Fixing the fitting room
New York - Haley Bierman hates clothes shopping. The 23-year-old Manhattan fundraiser points to how society uses fashion and television to browbeat girls about how they look from a young age. Like nowhere else, that self-doubt comes out in the fitting room.
“You hear the girl next to you asking her mom, 'why don’t I look good in this, why am I so heavy?’” Bierman laments. Novelist Laura Stampler, 28, prefers looking for clothes right after happy hour - it takes a couple of whiskey gingers to calm her nerves. “So much of the time, fitting rooms can feel more unflattering than a mirror in real life,” she says.
For many shoppers, that little room is a box of dread: It exaggerates flaws and heightens insecurities, whispering to occupants that no garment or amount of money can fix their shape or size.
Shoppers are trained to look for certain things when they step in front of a mirror, says Jennifer Baumgartner, a clinical psychologist and author of You Are What You Wear: What Your Clothes Reveal About You. Stretch marks, muscle tone, cellulite - these are all things they've been taught to view as unappealing.
“We get into dressing rooms knowing we're not perfect,” she says. The traditional fitting room only amplifies it. One California company called Skinny Mirror sells reflectors it says make people look 10 pounds thinner, and prompt them to spend an average of 18 percent more. But Baumgartner says temporary illusions only make things worse.
So it may come as a relief to many that fitting rooms are getting a different kind of makeover, one involving technology. Retailers are starting to pack them with gadgets, an attempt to capitalise on one of the few advantages physical stores still have over the online marketplace.
At Macy's, they're testing rooms with smartphones and tablets to select try-on items. Nordstrom has installed interactive mirrors to let customers browse product reviews or summon help. Zara provides iPads so you can request different sizes. Tech marketers have also joined the fray, working on virtual reality shopping so you can flip through colours and styles without actually changing clothes.
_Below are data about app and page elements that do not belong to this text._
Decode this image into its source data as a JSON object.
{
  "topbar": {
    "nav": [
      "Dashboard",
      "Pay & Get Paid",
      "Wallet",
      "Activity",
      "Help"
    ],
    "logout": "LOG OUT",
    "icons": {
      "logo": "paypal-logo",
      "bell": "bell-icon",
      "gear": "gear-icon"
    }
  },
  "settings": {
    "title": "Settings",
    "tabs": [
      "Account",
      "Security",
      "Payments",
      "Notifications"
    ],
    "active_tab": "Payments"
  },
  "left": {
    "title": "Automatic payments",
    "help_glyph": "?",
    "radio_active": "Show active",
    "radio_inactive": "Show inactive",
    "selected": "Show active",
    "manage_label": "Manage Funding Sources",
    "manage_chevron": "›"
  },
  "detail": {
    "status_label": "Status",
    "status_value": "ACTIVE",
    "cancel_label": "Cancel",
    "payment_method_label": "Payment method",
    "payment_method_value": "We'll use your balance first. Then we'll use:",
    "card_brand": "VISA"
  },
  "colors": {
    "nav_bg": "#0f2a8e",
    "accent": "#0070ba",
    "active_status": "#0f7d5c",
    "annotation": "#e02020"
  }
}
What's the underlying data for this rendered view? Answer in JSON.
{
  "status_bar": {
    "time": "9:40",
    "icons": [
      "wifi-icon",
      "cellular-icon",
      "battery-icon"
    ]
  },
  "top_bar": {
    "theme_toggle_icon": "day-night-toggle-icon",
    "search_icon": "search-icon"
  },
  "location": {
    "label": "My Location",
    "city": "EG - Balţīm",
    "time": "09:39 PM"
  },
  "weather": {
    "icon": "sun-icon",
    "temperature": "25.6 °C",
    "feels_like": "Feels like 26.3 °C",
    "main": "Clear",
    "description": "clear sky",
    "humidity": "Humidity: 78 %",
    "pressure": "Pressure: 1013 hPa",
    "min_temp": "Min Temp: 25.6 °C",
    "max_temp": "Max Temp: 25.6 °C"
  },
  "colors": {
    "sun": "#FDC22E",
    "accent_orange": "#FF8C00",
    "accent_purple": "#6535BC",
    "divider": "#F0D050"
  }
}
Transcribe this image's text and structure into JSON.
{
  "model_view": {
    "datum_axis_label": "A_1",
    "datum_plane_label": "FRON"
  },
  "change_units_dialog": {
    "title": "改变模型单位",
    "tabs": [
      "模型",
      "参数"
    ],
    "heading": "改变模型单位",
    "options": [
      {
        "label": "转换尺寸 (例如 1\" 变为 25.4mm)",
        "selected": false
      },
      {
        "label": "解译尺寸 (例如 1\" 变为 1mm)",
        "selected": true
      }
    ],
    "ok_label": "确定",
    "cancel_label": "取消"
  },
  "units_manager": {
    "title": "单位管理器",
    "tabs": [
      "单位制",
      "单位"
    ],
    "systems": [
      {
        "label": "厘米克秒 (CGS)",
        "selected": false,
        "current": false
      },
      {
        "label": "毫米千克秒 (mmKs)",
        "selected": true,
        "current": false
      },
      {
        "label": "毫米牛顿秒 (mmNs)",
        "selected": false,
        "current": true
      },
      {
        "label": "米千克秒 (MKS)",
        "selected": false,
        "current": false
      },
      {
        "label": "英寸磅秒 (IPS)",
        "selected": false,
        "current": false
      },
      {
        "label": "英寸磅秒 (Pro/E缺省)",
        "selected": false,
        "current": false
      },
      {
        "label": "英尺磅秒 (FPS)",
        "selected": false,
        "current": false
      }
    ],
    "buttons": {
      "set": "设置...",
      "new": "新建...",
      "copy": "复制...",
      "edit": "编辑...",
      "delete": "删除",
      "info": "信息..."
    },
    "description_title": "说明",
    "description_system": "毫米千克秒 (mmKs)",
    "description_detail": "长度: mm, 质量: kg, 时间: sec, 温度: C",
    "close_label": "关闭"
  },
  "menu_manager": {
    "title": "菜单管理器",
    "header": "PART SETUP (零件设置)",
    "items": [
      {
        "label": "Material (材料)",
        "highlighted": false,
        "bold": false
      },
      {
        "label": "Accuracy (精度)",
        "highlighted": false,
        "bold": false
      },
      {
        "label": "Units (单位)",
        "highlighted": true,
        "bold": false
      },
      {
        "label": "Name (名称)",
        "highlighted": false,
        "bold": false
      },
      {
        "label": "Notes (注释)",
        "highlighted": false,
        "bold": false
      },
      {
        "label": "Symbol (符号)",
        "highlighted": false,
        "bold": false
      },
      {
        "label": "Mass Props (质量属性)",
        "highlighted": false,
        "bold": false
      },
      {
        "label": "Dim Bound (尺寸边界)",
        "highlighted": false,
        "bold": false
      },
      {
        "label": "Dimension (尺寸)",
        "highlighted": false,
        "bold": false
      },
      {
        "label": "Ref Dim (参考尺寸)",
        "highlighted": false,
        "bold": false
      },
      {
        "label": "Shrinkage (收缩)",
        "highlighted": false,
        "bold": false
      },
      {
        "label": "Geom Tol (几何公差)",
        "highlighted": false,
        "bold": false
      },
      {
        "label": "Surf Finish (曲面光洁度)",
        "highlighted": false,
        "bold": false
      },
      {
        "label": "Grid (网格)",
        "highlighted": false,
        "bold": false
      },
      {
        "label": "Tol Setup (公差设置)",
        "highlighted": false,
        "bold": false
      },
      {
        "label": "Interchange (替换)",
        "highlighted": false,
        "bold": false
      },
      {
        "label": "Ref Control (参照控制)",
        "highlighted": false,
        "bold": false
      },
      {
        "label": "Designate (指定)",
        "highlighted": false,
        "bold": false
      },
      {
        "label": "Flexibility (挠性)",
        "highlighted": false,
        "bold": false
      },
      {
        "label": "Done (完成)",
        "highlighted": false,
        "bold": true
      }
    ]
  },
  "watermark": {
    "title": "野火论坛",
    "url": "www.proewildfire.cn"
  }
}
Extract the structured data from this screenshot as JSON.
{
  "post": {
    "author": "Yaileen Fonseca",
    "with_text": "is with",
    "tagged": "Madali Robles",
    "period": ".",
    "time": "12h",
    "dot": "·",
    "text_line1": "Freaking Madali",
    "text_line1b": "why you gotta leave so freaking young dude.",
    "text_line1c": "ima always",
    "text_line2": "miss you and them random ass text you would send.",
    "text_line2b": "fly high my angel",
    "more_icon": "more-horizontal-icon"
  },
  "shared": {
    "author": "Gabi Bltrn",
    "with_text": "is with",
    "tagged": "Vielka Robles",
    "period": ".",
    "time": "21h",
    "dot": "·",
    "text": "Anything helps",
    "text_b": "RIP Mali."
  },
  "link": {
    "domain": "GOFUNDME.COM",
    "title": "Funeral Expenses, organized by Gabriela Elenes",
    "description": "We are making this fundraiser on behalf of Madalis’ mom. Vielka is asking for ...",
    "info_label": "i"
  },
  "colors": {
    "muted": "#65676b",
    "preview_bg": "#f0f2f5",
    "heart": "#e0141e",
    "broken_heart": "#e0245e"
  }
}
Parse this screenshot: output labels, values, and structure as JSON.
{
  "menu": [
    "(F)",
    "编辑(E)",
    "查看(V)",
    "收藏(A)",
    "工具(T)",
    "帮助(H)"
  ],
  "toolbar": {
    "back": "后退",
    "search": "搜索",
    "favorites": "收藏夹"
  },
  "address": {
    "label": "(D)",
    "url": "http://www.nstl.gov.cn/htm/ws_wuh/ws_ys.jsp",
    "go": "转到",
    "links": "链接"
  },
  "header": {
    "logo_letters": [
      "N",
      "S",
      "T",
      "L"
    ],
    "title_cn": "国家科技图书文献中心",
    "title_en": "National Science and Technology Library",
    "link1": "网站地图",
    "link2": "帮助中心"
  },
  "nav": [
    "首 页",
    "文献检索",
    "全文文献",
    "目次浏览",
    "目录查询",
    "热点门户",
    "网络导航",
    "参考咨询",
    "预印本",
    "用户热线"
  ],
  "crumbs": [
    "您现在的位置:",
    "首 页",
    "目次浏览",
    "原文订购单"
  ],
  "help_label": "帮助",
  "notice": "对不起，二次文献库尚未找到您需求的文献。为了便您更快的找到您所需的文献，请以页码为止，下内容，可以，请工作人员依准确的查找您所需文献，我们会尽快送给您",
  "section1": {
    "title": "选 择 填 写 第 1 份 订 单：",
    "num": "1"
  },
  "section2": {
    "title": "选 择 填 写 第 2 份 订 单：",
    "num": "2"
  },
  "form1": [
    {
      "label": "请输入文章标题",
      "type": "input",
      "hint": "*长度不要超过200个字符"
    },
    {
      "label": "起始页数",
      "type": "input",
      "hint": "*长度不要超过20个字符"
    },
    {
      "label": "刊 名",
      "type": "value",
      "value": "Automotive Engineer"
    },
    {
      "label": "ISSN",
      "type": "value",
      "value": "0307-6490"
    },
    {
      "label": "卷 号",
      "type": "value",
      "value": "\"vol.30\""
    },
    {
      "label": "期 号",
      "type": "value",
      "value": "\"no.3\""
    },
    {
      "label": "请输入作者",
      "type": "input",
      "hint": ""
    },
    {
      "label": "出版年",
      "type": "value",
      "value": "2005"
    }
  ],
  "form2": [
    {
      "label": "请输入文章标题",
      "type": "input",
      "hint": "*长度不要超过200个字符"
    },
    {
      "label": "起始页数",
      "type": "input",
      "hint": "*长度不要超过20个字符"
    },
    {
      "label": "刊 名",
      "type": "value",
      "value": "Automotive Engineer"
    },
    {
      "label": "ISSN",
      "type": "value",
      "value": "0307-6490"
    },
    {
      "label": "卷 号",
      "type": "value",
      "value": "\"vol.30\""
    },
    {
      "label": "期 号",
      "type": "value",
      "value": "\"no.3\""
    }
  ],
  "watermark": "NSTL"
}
Marge Laney, chief executive of consultancy Alert Tech, says that while fitting rooms are “a psychological land mine”, they can indeed be defused. But technology isn't necessarily the solution, she says.
Laney has worked with companies across the retail spectrum, including Nike, H&M, and Calvin Klein. She's seen inexplicable screw-ups that affect how shoppers feel in the fitting room: Big-and-tall stores with rooms that can't fit big-and-tall customers. Warped mirrors. Unflattering lighting. She pointed to the non-aesthetic failures as well, such as bad ventilation and a lack of hangers, hooks, or anywhere to sit.
Shoppers at an urban H&M, Zara, or Forever 21 have probably faced this reality, manoeuvring to the back of the store with a pile of clothes. Long lines, cramped quarters, and staffers nowhere to be found. When you finally get to your tiny cell, the stress level is already spiking.
Even small changes to this environment can make all the difference. According to a 2015 study from the University of North Carolina, increasing fitting-room staff by just one worker relieves congestion and increases sales per hour by 16 percent.
What's the ideal fitting room look like? Expectations differ depending on the type of retailer. When buying clothes at discount stores like Wal-Mart or Target, shoppers expect dingy and scuffed-up - they don't really care since they don't plan to linger. There's a much higher bar at an upscale department store or luxury boutique. Walk into a Saks Fifth Avenue or Burberry, and customers demand a swanky alcove filled with flowers, refreshments, and other amenities while trying on thousand-dollar dresses.
Regardless of price level, the rooms should work to comfort. Luxe or mass-market, many stores fail that requirement spectacularly. Take overhead fluorescent lighting. It's ubiquitous and a huge mistake, said Laney. Instead, rooms should have less abrasive, back-lit mirrors. She says these basics need to be fixed first before remaking fitting rooms with cutting-edge tech. A mounted iPad isn't going to make someone feel better about how 20 extra pounds fit into a pair of skinny jeans or a shift dress.
“I'm not against technology,'' Laney says. “But the max I would like in a fitting room would be a small lookbook.”
Such minimalism doesn't sway others. In a partnership with eBay, Rebecca Minkoff stores are testing rooms that let patrons flip through lighting templates to show what they look like in the office, on the street, or at a club. Through radio-frequency identification tagging, screens know what clothing is being tried on and display different colours and sizes.
Fancier, interactive walls on the sales floor even let shoppers request help to prep a fitting room. You can have items delivered to try on, or order drinks, including Champagne, just in case you missed happy hour.